> [INSTRUCTIONS FOR THE TASK] Look through the material and tally each line bearing the word "shadow". Give only the total.

> [MATERIAL TO PROCESS]
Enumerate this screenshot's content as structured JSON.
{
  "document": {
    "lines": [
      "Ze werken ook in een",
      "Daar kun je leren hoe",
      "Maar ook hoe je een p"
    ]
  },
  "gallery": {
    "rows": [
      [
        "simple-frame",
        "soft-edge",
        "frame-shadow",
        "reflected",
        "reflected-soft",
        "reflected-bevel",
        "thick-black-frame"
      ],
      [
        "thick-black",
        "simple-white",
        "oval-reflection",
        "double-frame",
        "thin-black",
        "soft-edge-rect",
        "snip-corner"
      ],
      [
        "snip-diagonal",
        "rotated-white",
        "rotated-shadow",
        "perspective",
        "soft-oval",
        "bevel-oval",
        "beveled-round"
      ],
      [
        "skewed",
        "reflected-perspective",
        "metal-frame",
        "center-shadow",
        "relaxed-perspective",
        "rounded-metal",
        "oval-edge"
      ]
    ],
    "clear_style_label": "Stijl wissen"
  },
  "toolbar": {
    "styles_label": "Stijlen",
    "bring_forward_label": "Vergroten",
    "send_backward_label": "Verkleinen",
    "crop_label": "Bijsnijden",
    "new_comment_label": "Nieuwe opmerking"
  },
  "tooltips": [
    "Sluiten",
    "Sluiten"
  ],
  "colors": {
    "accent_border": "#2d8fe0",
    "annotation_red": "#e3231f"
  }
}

> [EXERCISE RESPONSE] 3